Abstract

International Perspectives on Management of Inflammatory Bowel Disease: Opinion Differences and Similarities Between Patients and Physicians From the IBD GAPPS Survey

Inflamm Bowel Dis. 2021 Jan 29;izab006. doi: 10.1093/ibd/izab006. Online ahead of print.

David T Rubin 1, Charles Sninsky 2, Britta Siegmund 3, Miquel Sans 4, Ailsa Hart 5, Brian Bressler 6, Yoram Bouhnik 7, Alessandro Armuzzi 8, Anita Afzali 9

 
     

Author information

  • 1University of Chicago Medicine Inflammatory Bowel Disease Center, Chicago, Illinois, USA.
  • 2Digestive Disease Associates, Gainesville, Florida, USA.
  • 3Charité - Universitätsmedizin Berlin, Berlin, Germany.
  • 4Gastroenterology Department/ISADMU, Centro Médico Teknon, Barcelona, Spain.
  • 5St. Mark's Hospital, London, UK.
  • 6University of British Columbia, Vancouver, British Columbia, Canada.
  • 7Inserm et Université Paris, Paris, France.
  • 8Fondazione Policlinico A. Gemelli IRCCS-Universita' Cattolica, Rome, Italy.
  • 9The Ohio State University Wexner Medical Center, Columbus, Ohio, USA.

Abstract

Background: Inflammatory bowel diseases (IBD), including Crohn disease (CD) and ulcerative colitis (UC), are complex disorders with multiple comorbidities.

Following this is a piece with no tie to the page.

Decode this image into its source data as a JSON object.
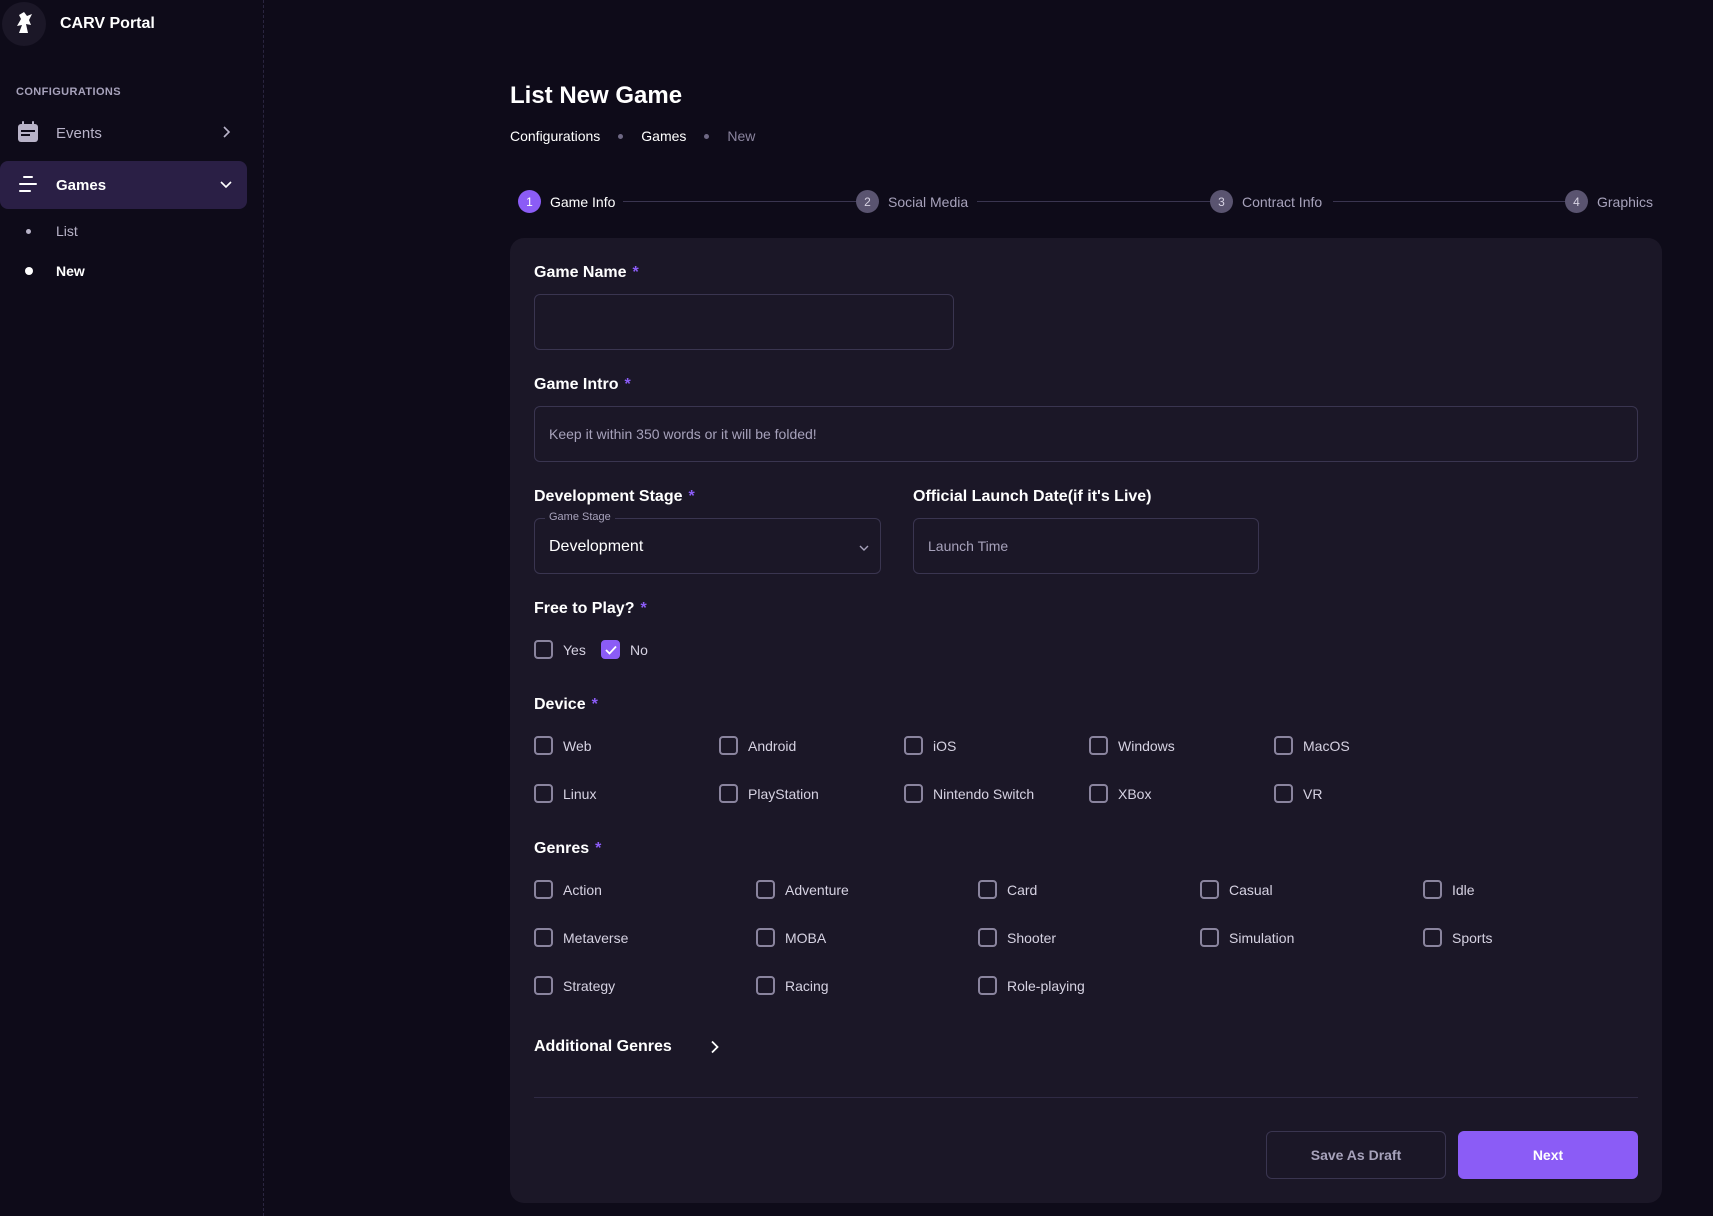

We conducted international patient and physician surveys to evaluate current experiences and perceptions of patients with CD or UC and physicians who treat IBD.

Methods: The IBD Global Assessment of Patient and Physician Unmet Need Surveys comprised a patient survey and a physician survey, fielded in North America and Europe between August 16, 2019, and November 10, 2019. Adults with CD or UC (targeted 1:1 ratio) were recruited from physicians, patient advocacy groups, and recruitment panels; physicians were recruited by recruitment agencies and panels.

Results: In total, 2398 patients with IBD (1368 CD, 1030 UC) and 654 physicians completed surveys. Anxiety and depression were the most common comorbidities among patients with IBD. Patients and physicians were generally aligned on treatment goals and patient-physician communication. Patients with IBD reported high quality-of-life impact by rectal urgency and need to use the toilet, which were rated as lower-impact by physicians. Patients defined remission based on symptoms; physicians defined remission based primarily on clinical tests. Patients expected current treatments to control their disease for a longer duration than did physicians. Patients expressed more concern about corticosteroid use compared with physicians; many physicians reported prescribing corticosteroids for more than 4 months per year in some patients.

Conclusions: Patients could benefit from education about disease remission and expectations for current therapies. High corticosteroid use is concerning to patients, and physicians should minimize the use of corticosteroids for extended periods of time.

© Copyright 2013-2021 GI Health Foundation. All rights reserved.
This site is maintained as an educational resource for US healthcare providers only. Use of this website is governed by the GIHF terms of use and privacy statement.